Exercise goal: From the listing below, extract each entry exactly as written, minus the images.

Given records:
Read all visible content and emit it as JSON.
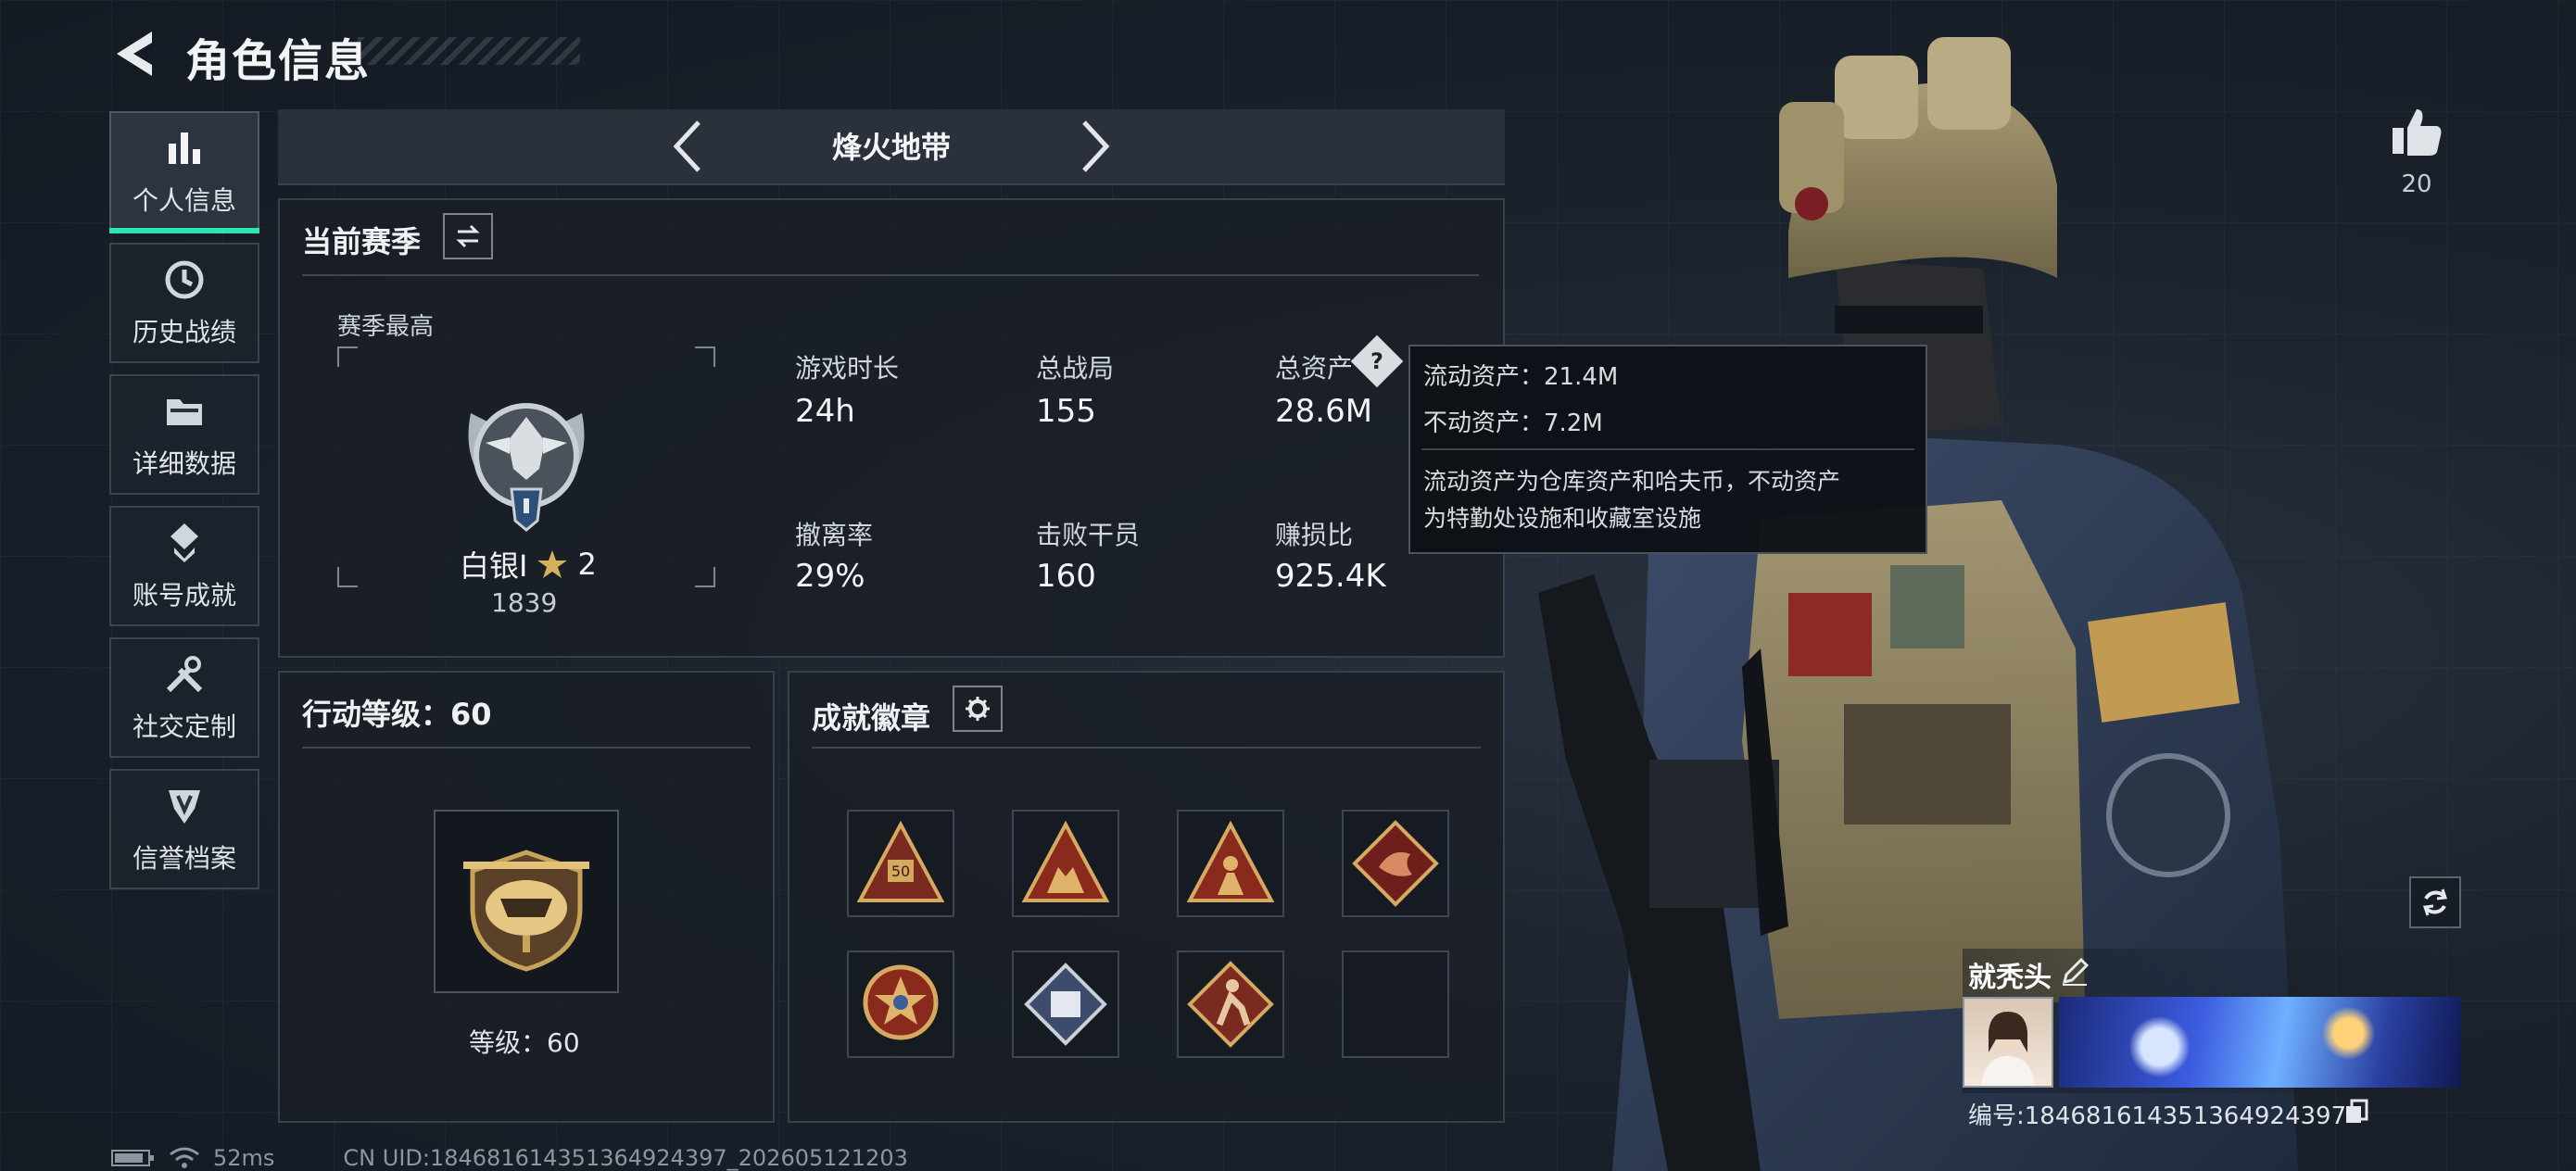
{
  "header": {
    "title": "角色信息"
  },
  "nav": {
    "items": [
      {
        "label": "个人信息",
        "icon": "bar-chart-icon",
        "active": true
      },
      {
        "label": "历史战绩",
        "icon": "history-icon",
        "active": false
      },
      {
        "label": "详细数据",
        "icon": "folder-icon",
        "active": false
      },
      {
        "label": "账号成就",
        "icon": "achievement-icon",
        "active": false
      },
      {
        "label": "社交定制",
        "icon": "tools-icon",
        "active": false
      },
      {
        "label": "信誉档案",
        "icon": "reputation-icon",
        "active": false
      }
    ]
  },
  "mode": {
    "label": "烽火地带"
  },
  "season": {
    "title": "当前赛季",
    "best_label": "赛季最高",
    "rank_name": "白银I",
    "rank_stars": "2",
    "rank_score": "1839",
    "stats": [
      {
        "label": "游戏时长",
        "value": "24h"
      },
      {
        "label": "总战局",
        "value": "155"
      },
      {
        "label": "总资产",
        "value": "28.6M"
      },
      {
        "label": "撤离率",
        "value": "29%"
      },
      {
        "label": "击败干员",
        "value": "160"
      },
      {
        "label": "赚损比",
        "value": "925.4K"
      }
    ]
  },
  "tooltip": {
    "line1": "流动资产：21.4M",
    "line2": "不动资产：7.2M",
    "desc1": "流动资产为仓库资产和哈夫币，不动资产",
    "desc2": "为特勤处设施和收藏室设施"
  },
  "level": {
    "title": "行动等级：60",
    "caption": "等级：60"
  },
  "badges": {
    "title": "成就徽章",
    "slot_label_1": "50"
  },
  "profile": {
    "likes": "20",
    "name": "就秃头",
    "uid_label": "编号:18468161435136492439​7"
  },
  "status": {
    "ping": "52ms",
    "uid_line": "CN UID:18468161435136492439​7_202605121203"
  },
  "colors": {
    "accent": "#2fe3b0",
    "gold": "#c8a35a",
    "badge_red": "#8a1f22"
  }
}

Solution for this exercise:
Read all visible content and emit it as JSON.
{
  "header": {
    "title": "角色信息"
  },
  "nav": {
    "items": [
      {
        "label": "个人信息",
        "icon": "bar-chart-icon",
        "active": true
      },
      {
        "label": "历史战绩",
        "icon": "history-icon",
        "active": false
      },
      {
        "label": "详细数据",
        "icon": "folder-icon",
        "active": false
      },
      {
        "label": "账号成就",
        "icon": "achievement-icon",
        "active": false
      },
      {
        "label": "社交定制",
        "icon": "tools-icon",
        "active": false
      },
      {
        "label": "信誉档案",
        "icon": "reputation-icon",
        "active": false
      }
    ]
  },
  "mode": {
    "label": "烽火地带"
  },
  "season": {
    "title": "当前赛季",
    "best_label": "赛季最高",
    "rank_name": "白银I",
    "rank_stars": "2",
    "rank_score": "1839",
    "stats": [
      {
        "label": "游戏时长",
        "value": "24h"
      },
      {
        "label": "总战局",
        "value": "155"
      },
      {
        "label": "总资产",
        "value": "28.6M"
      },
      {
        "label": "撤离率",
        "value": "29%"
      },
      {
        "label": "击败干员",
        "value": "160"
      },
      {
        "label": "赚损比",
        "value": "925.4K"
      }
    ]
  },
  "tooltip": {
    "line1": "流动资产：21.4M",
    "line2": "不动资产：7.2M",
    "desc1": "流动资产为仓库资产和哈夫币，不动资产",
    "desc2": "为特勤处设施和收藏室设施"
  },
  "level": {
    "title": "行动等级：60",
    "caption": "等级：60"
  },
  "badges": {
    "title": "成就徽章",
    "slot_label_1": "50"
  },
  "profile": {
    "likes": "20",
    "name": "就秃头",
    "uid_label": "编号:18468161435136492439​7"
  },
  "status": {
    "ping": "52ms",
    "uid_line": "CN UID:18468161435136492439​7_202605121203"
  },
  "colors": {
    "accent": "#2fe3b0",
    "gold": "#c8a35a",
    "badge_red": "#8a1f22"
  }
}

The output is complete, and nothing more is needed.